In November 1889, journalist Nellie Bly went on a journey around the world to beat the record of Phileas Fogg from Jules Verne’s novel Around the World in 80 Days. Nellie managed to complete her trip in only 72 days, beating the fictional character’s record.
The book that I’m talking about today, Around the World in 72 Days, is Nellie’s records of her journey around the world. She talks about the people she meets and the living conditions in places that she had visited on her trip.
It was about three years after I found out about Nellie Bly that I read her book Around the World in 72 Days. I found out that the library had a copy, however, it was an adapted-for-children version. The book was larger than an A4 paper and had a hard cover. It was short as the editor only took out the exciting part of the story and added a whole lot of photos.
While I liked the annotate version, I knew that I had to read the original to really get the story.
Eventually, I found the original version of the book online. Since the book is now in the public domain, you can read it for free legally.
Unfortunately, while I have proclaimed Nellie Bly as my travel hero, I didn’t quite like the full-length version of book.
Since it was written about 120 years ago, all political correctness that we have today is not in the book. Nellie felt like a poisonous person who hated what differed from her home in the U.S.. She bad-mouthed things about the developing world while praising developed countries (including Japan) to the skies.
I could imagine her audience eagerly devouring her story and laughing at the expense of the poor people. Still, I wasn’t comfortable with the image of Nellie Bly being a mean-spirited person.
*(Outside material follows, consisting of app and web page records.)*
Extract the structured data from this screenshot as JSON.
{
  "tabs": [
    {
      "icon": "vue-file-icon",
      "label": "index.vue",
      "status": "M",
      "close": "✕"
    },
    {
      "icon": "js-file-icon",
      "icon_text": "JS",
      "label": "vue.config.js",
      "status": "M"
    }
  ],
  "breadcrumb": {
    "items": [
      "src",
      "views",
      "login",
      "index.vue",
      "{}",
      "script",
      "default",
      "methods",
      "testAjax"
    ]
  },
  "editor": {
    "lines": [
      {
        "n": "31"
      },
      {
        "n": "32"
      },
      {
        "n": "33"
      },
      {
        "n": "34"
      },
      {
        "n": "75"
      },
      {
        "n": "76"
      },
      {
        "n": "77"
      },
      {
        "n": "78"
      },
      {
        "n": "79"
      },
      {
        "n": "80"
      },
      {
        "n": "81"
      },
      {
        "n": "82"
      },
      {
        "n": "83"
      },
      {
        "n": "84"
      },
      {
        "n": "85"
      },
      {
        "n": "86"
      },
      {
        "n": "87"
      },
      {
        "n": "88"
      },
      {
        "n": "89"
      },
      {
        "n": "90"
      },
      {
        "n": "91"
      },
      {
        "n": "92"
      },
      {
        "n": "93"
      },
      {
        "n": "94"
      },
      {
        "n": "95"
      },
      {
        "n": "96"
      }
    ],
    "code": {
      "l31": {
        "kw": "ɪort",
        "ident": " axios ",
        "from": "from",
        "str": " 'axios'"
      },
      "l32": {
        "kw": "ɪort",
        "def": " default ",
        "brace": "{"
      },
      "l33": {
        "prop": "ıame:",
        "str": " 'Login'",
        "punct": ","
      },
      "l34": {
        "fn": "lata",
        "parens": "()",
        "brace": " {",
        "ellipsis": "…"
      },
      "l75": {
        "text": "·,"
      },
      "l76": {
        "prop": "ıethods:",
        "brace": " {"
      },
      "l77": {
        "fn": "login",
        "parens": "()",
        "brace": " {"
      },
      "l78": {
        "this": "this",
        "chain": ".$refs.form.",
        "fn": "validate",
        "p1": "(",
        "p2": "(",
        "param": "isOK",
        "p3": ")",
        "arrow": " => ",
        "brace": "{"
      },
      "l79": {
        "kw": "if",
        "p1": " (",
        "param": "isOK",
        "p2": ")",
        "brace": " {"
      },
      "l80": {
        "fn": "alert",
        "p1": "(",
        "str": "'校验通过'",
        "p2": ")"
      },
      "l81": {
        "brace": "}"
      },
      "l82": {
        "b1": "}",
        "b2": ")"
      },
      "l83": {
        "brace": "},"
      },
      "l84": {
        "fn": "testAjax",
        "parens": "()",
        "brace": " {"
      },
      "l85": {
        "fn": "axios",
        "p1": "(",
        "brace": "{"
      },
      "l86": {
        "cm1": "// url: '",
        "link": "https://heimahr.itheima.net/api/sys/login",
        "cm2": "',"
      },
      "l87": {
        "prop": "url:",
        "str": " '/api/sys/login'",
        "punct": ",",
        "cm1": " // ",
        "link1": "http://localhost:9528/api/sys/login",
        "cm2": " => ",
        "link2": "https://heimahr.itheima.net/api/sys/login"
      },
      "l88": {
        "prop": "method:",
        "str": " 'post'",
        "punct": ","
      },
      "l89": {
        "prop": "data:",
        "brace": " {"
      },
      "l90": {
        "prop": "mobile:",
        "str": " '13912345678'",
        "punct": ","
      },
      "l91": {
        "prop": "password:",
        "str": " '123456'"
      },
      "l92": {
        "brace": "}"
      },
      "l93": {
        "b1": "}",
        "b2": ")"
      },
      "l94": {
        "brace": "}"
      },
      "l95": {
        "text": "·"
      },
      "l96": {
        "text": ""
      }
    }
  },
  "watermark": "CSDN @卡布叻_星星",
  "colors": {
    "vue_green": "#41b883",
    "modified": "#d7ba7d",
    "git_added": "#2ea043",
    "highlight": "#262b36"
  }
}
Re-reading Around the World in 72 Days
Despite my mild dislike for the book, I wanted to review it for The Travelling Squid because I want everyone to know what a bad ass Nellie Bly was.
So I went back to my Kindle and reread the book from where I had left off during my second reading. I followed Nellie through her trip to Sri Lanka, through Asia and then back to the U.S..
This time ’round, I was less judgmental about Nellie being judgmental (the irony) so I enjoyed her adventures.
Instead of frowning upon her complaints, I tried to see the story from her point of view:
- She was from an era where the term political correctness wasn’t even coined.
- Information about other countries was scarce at that time.
- Her audience wants to know how life is different around the world.
With these thoughts in mind, I followed her on her whirlwind trip. I began to understand what made her write the way she did and I sympathised with her. I felt anxious for her in parts where she thought she might be behind schedule and happy where she discovers that she can make it in time.
During this second reading, I’ve grown fond of Nellie’s snarky comments about her fellow passengers, her determination to win the race or die than to lose the bet.
Who should read this book?
- People who are looking for something written in the past about travels.
- People who are looking for a real-life travel hero.
- People who want inspiration for doing a grand trip.
- People who want to know how it is like travelling in the age of ships.
If you are curious about the book, you can read Around the World in 72 Days online for free legally.
Liau Yun Qing is a writer, explorer and glutton. She finished her 4.5-month round the world trip in August 2013 and is now getting reacquainted with normal life. She runs a travel blog at YQtravelling.com.